In addition to what we proactively undertake, what we avoid doing now can save resources we can’t afford to waste. Avoid new product or policy rollouts, and opt instead for ensuring critical security and IT remains functional and accessible. Take to heart the old adage, “The perfect is the enemy of the good.” It’s about minimizing friction that may interfere with HIPAA or patient care.
Lean on existing controls
In emergencies, the obvious often readily escapes us. When the world feels upended, it’s easy to forget the resources already at our disposal—and how to leverage them. Taking advantage of existing controls accomplishes two things: You avoid trying to reinvent the wheel when you don’t have time to waste, and you dodge the productivity hit that accompanies new rollouts.
Before piling on interim solutions, first step back and evaluate your immediate security program needs and goals. What’s your present workload capacity? Can you effectively reapportion network resources? How can you utilize existing controls? To improve VPN performance, you could ration bandwidth resources, create separate URLs for high-priority users, schedule remote patching for off-peak hours, or implement split tunnel capability. Monitor usage and see which creative solutions prove effective while minimizing costs. You might also reach out to trusted vendors, who should be able to offer guidance on maximizing existing assets.
Finally, resist the temptation to look back. Instead of dreaming about which implementations could have provided the strongest solutions, embrace your current controls. Differently put, it’s not about what’s ideal in theory, it’s about what’s actionable now.
Though our situation—meeting the legal and technical challenges of servicing a newly remote workforce during a worldwide pandemic—may be unprecedented, flexibility undoubtedly serves us well. We can’t adapt without it.
To that end, consider rethinking select work-from-home policies. Relaxing guidelines around company-issued devices, for example, may alleviate resource strain, reserving laptops tooled for HIPAA compliance for telemedicine providers. For the sake of operational transparency, be sure to document the changes you do make to avoid confusion in the future.
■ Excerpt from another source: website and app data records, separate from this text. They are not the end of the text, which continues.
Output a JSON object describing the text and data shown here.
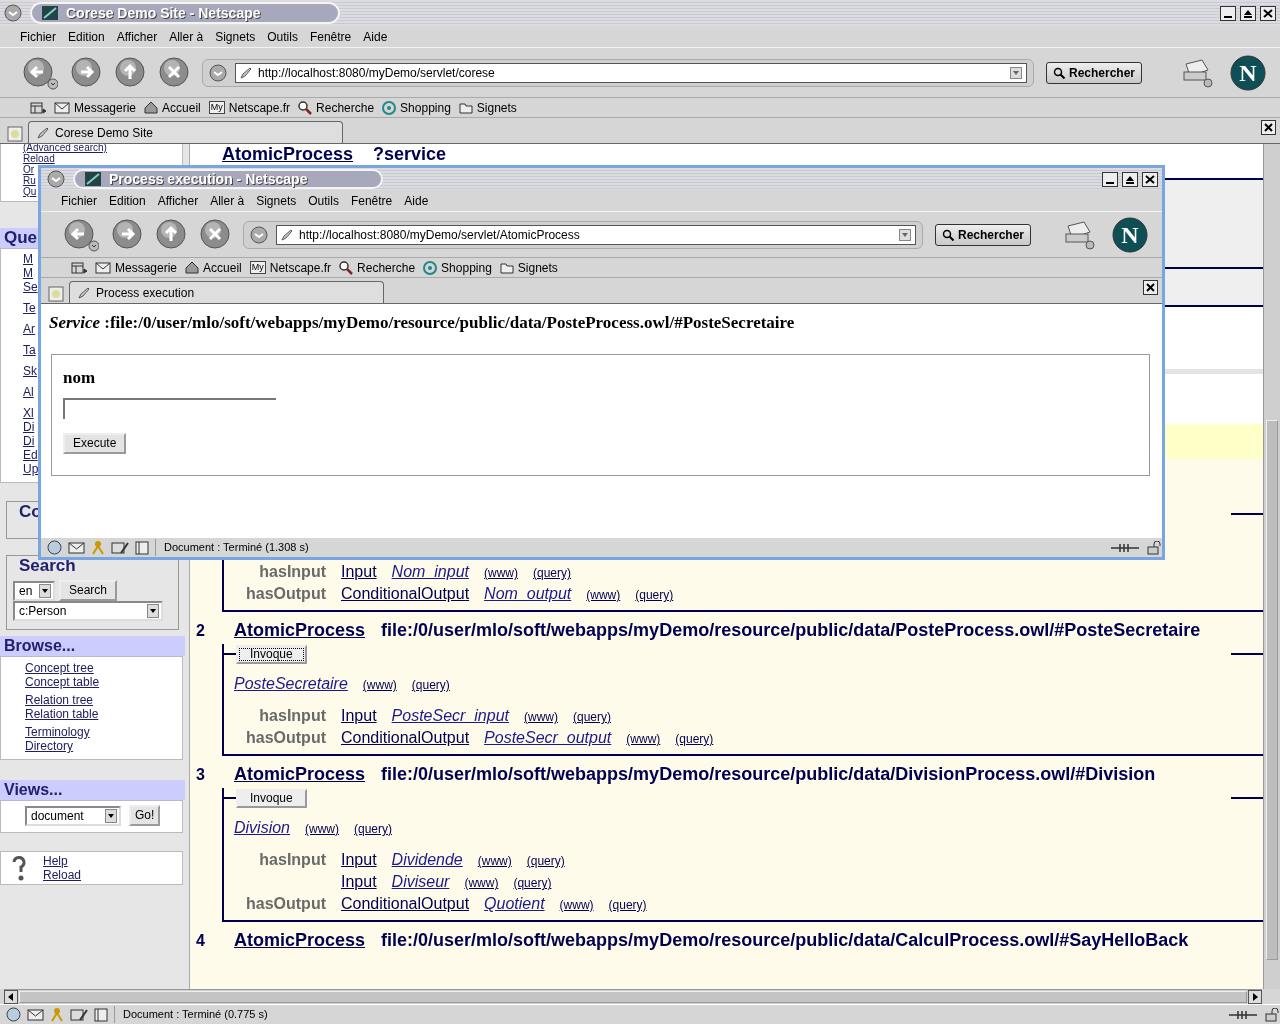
{
  "browser": {
    "title": "Corese Demo Site - Netscape",
    "menu": [
      "Fichier",
      "Edition",
      "Afficher",
      "Aller à",
      "Signets",
      "Outils",
      "Fenêtre",
      "Aide"
    ],
    "url": "http://localhost:8080/myDemo/servlet/corese",
    "search_button": "Rechercher",
    "logo": "N",
    "bookmarks": [
      {
        "kind": "mail",
        "label": "Messagerie"
      },
      {
        "kind": "home",
        "label": "Accueil"
      },
      {
        "kind": "my",
        "badge": "My",
        "label": "Netscape.fr"
      },
      {
        "kind": "search",
        "label": "Recherche"
      },
      {
        "kind": "shop",
        "label": "Shopping"
      },
      {
        "kind": "folder",
        "label": "Signets"
      }
    ],
    "tab": "Corese Demo Site",
    "status": "Document : Terminé (0.775 s)"
  },
  "sidebar": {
    "top_links": [
      "(Advanced search)",
      "Reload",
      "Or",
      "Ru",
      "Qu"
    ],
    "query_heading": "Que",
    "query_links": [
      "M",
      "M",
      "Se",
      "Te",
      "Ar",
      "Ta",
      "Sk",
      "Al",
      "Xl",
      "Di",
      "Di",
      "Ed",
      "Up"
    ],
    "concept_legend": "Co",
    "search": {
      "legend": "Search",
      "language": "en",
      "button": "Search",
      "concept": "c:Person"
    },
    "browse": {
      "heading": "Browse...",
      "links": [
        "Concept tree",
        "Concept table",
        "Relation tree",
        "Relation table",
        "Terminology",
        "Directory"
      ]
    },
    "views": {
      "heading": "Views...",
      "view": "document",
      "button": "Go!"
    },
    "help": [
      "Help",
      "Reload"
    ]
  },
  "results": {
    "header": {
      "process": "AtomicProcess",
      "name": "?service"
    },
    "items": [
      {
        "rows": [
          {
            "property": "hasInput",
            "class": "Input",
            "name": "Nom_input",
            "www": "(www)",
            "query": "(query)"
          },
          {
            "property": "hasOutput",
            "class": "ConditionalOutput",
            "name": "Nom_output",
            "www": "(www)",
            "query": "(query)"
          }
        ]
      },
      {
        "number": "2",
        "process": "AtomicProcess",
        "uri": "file:/0/user/mlo/soft/webapps/myDemo/resource/public/data/PosteProcess.owl/#PosteSecretaire",
        "button": "Invoque",
        "focused": true,
        "resource": {
          "name": "PosteSecretaire",
          "www": "(www)",
          "query": "(query)"
        },
        "rows": [
          {
            "property": "hasInput",
            "class": "Input",
            "name": "PosteSecr_input",
            "www": "(www)",
            "query": "(query)"
          },
          {
            "property": "hasOutput",
            "class": "ConditionalOutput",
            "name": "PosteSecr_output",
            "www": "(www)",
            "query": "(query)"
          }
        ]
      },
      {
        "number": "3",
        "process": "AtomicProcess",
        "uri": "file:/0/user/mlo/soft/webapps/myDemo/resource/public/data/DivisionProcess.owl/#Division",
        "button": "Invoque",
        "focused": false,
        "resource": {
          "name": "Division",
          "www": "(www)",
          "query": "(query)"
        },
        "rows": [
          {
            "property": "hasInput",
            "class": "Input",
            "name": "Dividende",
            "www": "(www)",
            "query": "(query)"
          },
          {
            "class": "Input",
            "name": "Diviseur",
            "www": "(www)",
            "query": "(query)"
          },
          {
            "property": "hasOutput",
            "class": "ConditionalOutput",
            "name": "Quotient",
            "www": "(www)",
            "query": "(query)"
          }
        ]
      },
      {
        "number": "4",
        "process": "AtomicProcess",
        "uri": "file:/0/user/mlo/soft/webapps/myDemo/resource/public/data/CalculProcess.owl/#SayHelloBack"
      }
    ]
  },
  "popup": {
    "title": "Process execution - Netscape",
    "menu": [
      "Fichier",
      "Edition",
      "Afficher",
      "Aller à",
      "Signets",
      "Outils",
      "Fenêtre",
      "Aide"
    ],
    "url": "http://localhost:8080/myDemo/servlet/AtomicProcess",
    "search_button": "Rechercher",
    "logo": "N",
    "bookmarks": [
      {
        "kind": "mail",
        "label": "Messagerie"
      },
      {
        "kind": "home",
        "label": "Accueil"
      },
      {
        "kind": "my",
        "badge": "My",
        "label": "Netscape.fr"
      },
      {
        "kind": "search",
        "label": "Recherche"
      },
      {
        "kind": "shop",
        "label": "Shopping"
      },
      {
        "kind": "folder",
        "label": "Signets"
      }
    ],
    "tab": "Process execution",
    "status": "Document : Terminé (1.308 s)",
    "service": "*Service* :file:/0/user/mlo/soft/webapps/myDemo/resource/public/data/PosteProcess.owl/#PosteSecretaire",
    "field_label": "nom",
    "button": "Execute"
  }
}
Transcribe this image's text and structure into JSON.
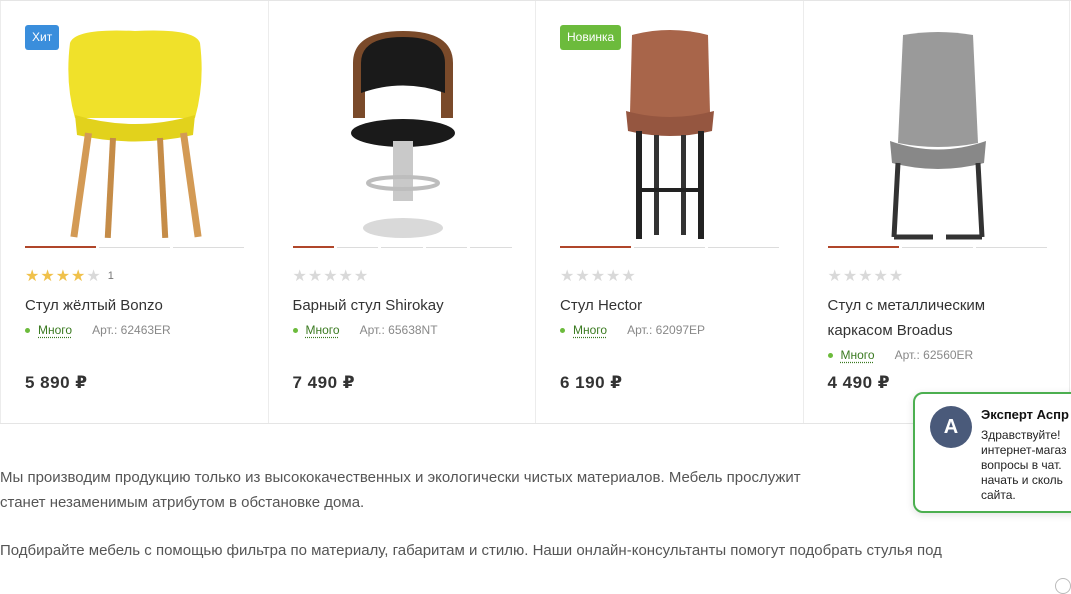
{
  "products": [
    {
      "badge": "Хит",
      "badge_color": "#3a8edc",
      "image_icon": "yellow-chair",
      "rating": 4,
      "reviews": "1",
      "title": "Стул жёлтый Bonzo",
      "stock": "Много",
      "sku": "Арт.: 62463ER",
      "price": "5 890 ₽",
      "active_slide": 0
    },
    {
      "badge": "",
      "image_icon": "bar-stool",
      "rating": 0,
      "reviews": "",
      "title": "Барный стул Shirokay",
      "stock": "Много",
      "sku": "Арт.: 65638NT",
      "price": "7 490 ₽",
      "active_slide": 0
    },
    {
      "badge": "Новинка",
      "badge_color": "#6cbb3c",
      "image_icon": "brown-bar-chair",
      "rating": 0,
      "reviews": "",
      "title": "Стул Hector",
      "stock": "Много",
      "sku": "Арт.: 62097EP",
      "price": "6 190 ₽",
      "active_slide": 0
    },
    {
      "badge": "",
      "image_icon": "gray-chair",
      "rating": 0,
      "reviews": "",
      "title": "Стул с металлическим каркасом Broadus",
      "stock": "Много",
      "sku": "Арт.: 62560ER",
      "price": "4 490 ₽",
      "active_slide": 0
    }
  ],
  "description": {
    "p1_line1": "Мы производим продукцию только из высококачественных и экологически чистых материалов. Мебель прослужит",
    "p1_line2": "станет незаменимым атрибутом в обстановке дома.",
    "p2": "Подбирайте мебель с помощью фильтра по материалу, габаритам и стилю. Наши онлайн-консультанты помогут подобрать стулья под"
  },
  "chat": {
    "avatar_letter": "A",
    "name": "Эксперт Аспр",
    "message": "Здравствуйте!\nинтернет-магаз\nвопросы в чат.\nначать и сколь\nсайта."
  }
}
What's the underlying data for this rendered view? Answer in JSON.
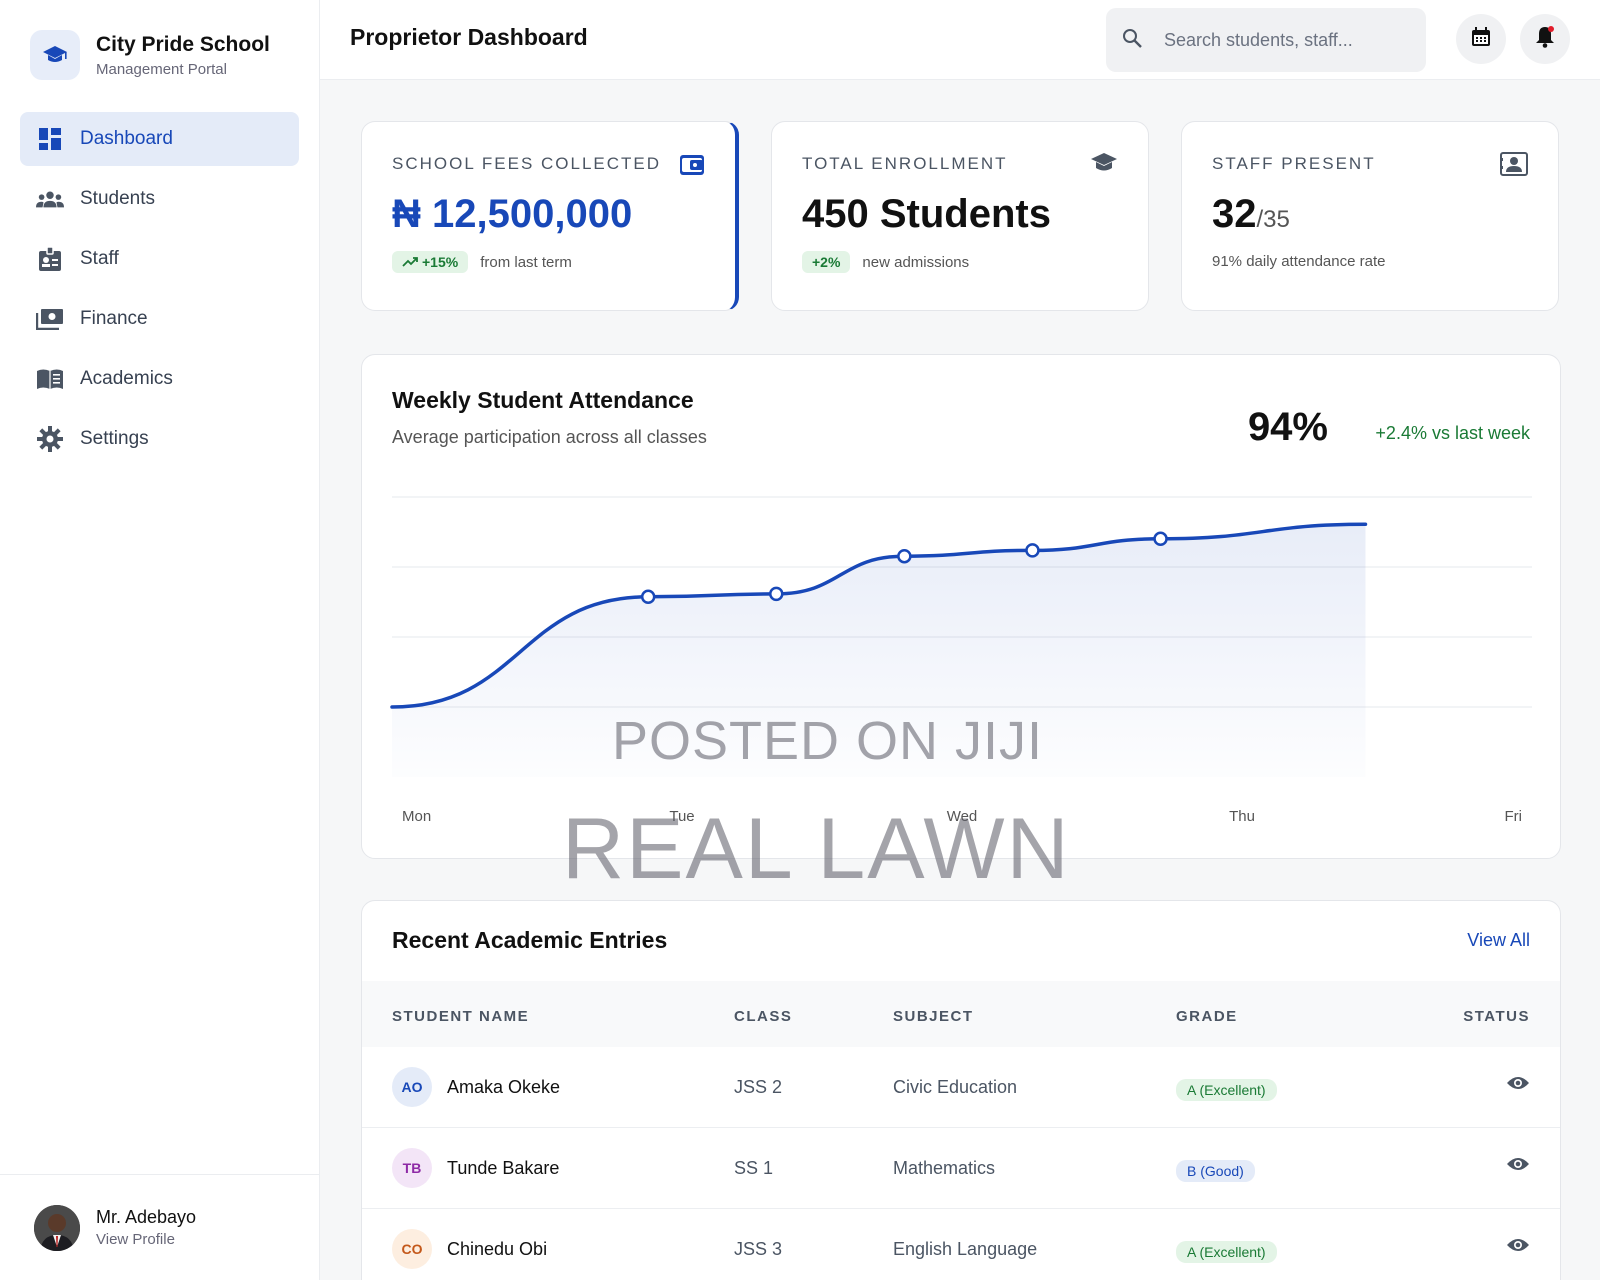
{
  "brand": {
    "title": "City Pride School",
    "subtitle": "Management Portal",
    "logo_icon": "graduation-cap-icon"
  },
  "nav": [
    {
      "label": "Dashboard",
      "icon": "dashboard-icon",
      "active": true
    },
    {
      "label": "Students",
      "icon": "people-icon",
      "active": false
    },
    {
      "label": "Staff",
      "icon": "id-badge-icon",
      "active": false
    },
    {
      "label": "Finance",
      "icon": "money-icon",
      "active": false
    },
    {
      "label": "Academics",
      "icon": "book-icon",
      "active": false
    },
    {
      "label": "Settings",
      "icon": "gear-icon",
      "active": false
    }
  ],
  "profile": {
    "name": "Mr. Adebayo",
    "link": "View Profile"
  },
  "header": {
    "title": "Proprietor Dashboard",
    "search_placeholder": "Search students, staff..."
  },
  "stats": {
    "fees": {
      "label": "SCHOOL FEES COLLECTED",
      "value": "₦ 12,500,000",
      "change": "+15%",
      "note": "from last term",
      "icon": "wallet-icon"
    },
    "enrollment": {
      "label": "TOTAL ENROLLMENT",
      "value": "450 Students",
      "change": "+2%",
      "note": "new admissions",
      "icon": "graduation-cap-icon"
    },
    "staff": {
      "label": "STAFF PRESENT",
      "value": "32",
      "total": "/35",
      "note": "91% daily attendance rate",
      "icon": "contact-card-icon"
    }
  },
  "attendance": {
    "title": "Weekly Student Attendance",
    "subtitle": "Average participation across all classes",
    "big_value": "94%",
    "delta": "+2.4% vs last week"
  },
  "chart_data": {
    "type": "area",
    "categories": [
      "Mon",
      "Tue",
      "Wed",
      "Thu",
      "Fri"
    ],
    "values": [
      20,
      58,
      59,
      72,
      74,
      78,
      83
    ],
    "x": [
      0,
      1,
      1.5,
      2,
      2.5,
      3,
      3.8
    ],
    "markers": [
      1,
      1.5,
      2,
      2.5,
      3
    ],
    "ylim": [
      0,
      100
    ],
    "grid": true,
    "accent": "#1848b8"
  },
  "recent": {
    "title": "Recent Academic Entries",
    "view_all": "View All",
    "columns": [
      "STUDENT NAME",
      "CLASS",
      "SUBJECT",
      "GRADE",
      "STATUS"
    ],
    "rows": [
      {
        "initials": "AO",
        "name": "Amaka Okeke",
        "class": "JSS 2",
        "subject": "Civic Education",
        "grade": "A (Excellent)",
        "grade_color": "green",
        "avatar_bg": "#e4ebf8",
        "avatar_fg": "#1848b8"
      },
      {
        "initials": "TB",
        "name": "Tunde Bakare",
        "class": "SS 1",
        "subject": "Mathematics",
        "grade": "B (Good)",
        "grade_color": "blue",
        "avatar_bg": "#f3e5f7",
        "avatar_fg": "#8e2aa6"
      },
      {
        "initials": "CO",
        "name": "Chinedu Obi",
        "class": "JSS 3",
        "subject": "English Language",
        "grade": "A (Excellent)",
        "grade_color": "green",
        "avatar_bg": "#fdeee0",
        "avatar_fg": "#c4581a"
      }
    ]
  },
  "watermark": {
    "line1": "POSTED ON JIJI",
    "line2": "REAL LAWN"
  }
}
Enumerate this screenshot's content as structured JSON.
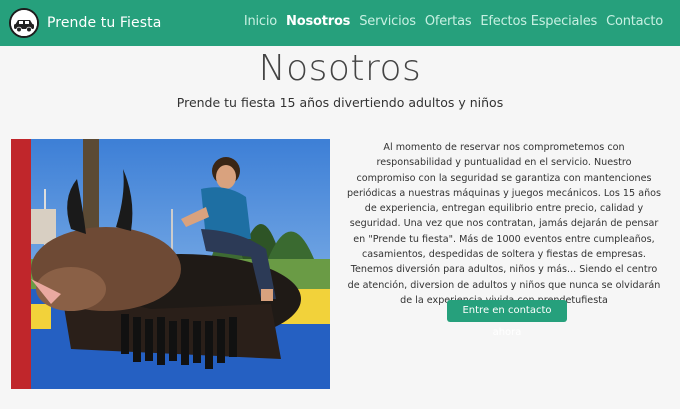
{
  "header": {
    "brand": "Prende tu Fiesta",
    "nav": [
      {
        "label": "Inicio",
        "active": false
      },
      {
        "label": "Nosotros",
        "active": true
      },
      {
        "label": "Servicios",
        "active": false
      },
      {
        "label": "Ofertas",
        "active": false
      },
      {
        "label": "Efectos Especiales",
        "active": false
      },
      {
        "label": "Contacto",
        "active": false
      }
    ],
    "logo_icon": "car-icon",
    "color": "#26a07c"
  },
  "main": {
    "title": "Nosotros",
    "subtitle": "Prende tu fiesta 15 años divertiendo adultos y niños",
    "description": "Al momento de reservar nos comprometemos con responsabilidad y puntualidad en el servicio. Nuestro compromiso con la seguridad se garantiza con mantenciones periódicas a nuestras máquinas y juegos mecánicos. Los 15 años de experiencia, entregan equilibrio entre precio, calidad y seguridad. Una vez que nos contratan, jamás dejarán de pensar en \"Prende tu fiesta\". Más de 1000 eventos entre cumpleaños, casamientos, despedidas de soltera y fiestas de empresas. Tenemos diversión para adultos, niños y más... Siendo el centro de atención, diversion de adultos y niños que nunca se olvidarán de la experiencia vivida con prendetufiesta",
    "cta_label": "Entre en contacto ahora"
  }
}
Remember, the impression you’re creating today will have an impact long-term. Demonstrating the ability to adapt and shift the spotlight to critical needs ultimately encourages a friendlier, more approachable perception of IT as a business enabler—sure to advance your security posture long after operational tempos return to normal.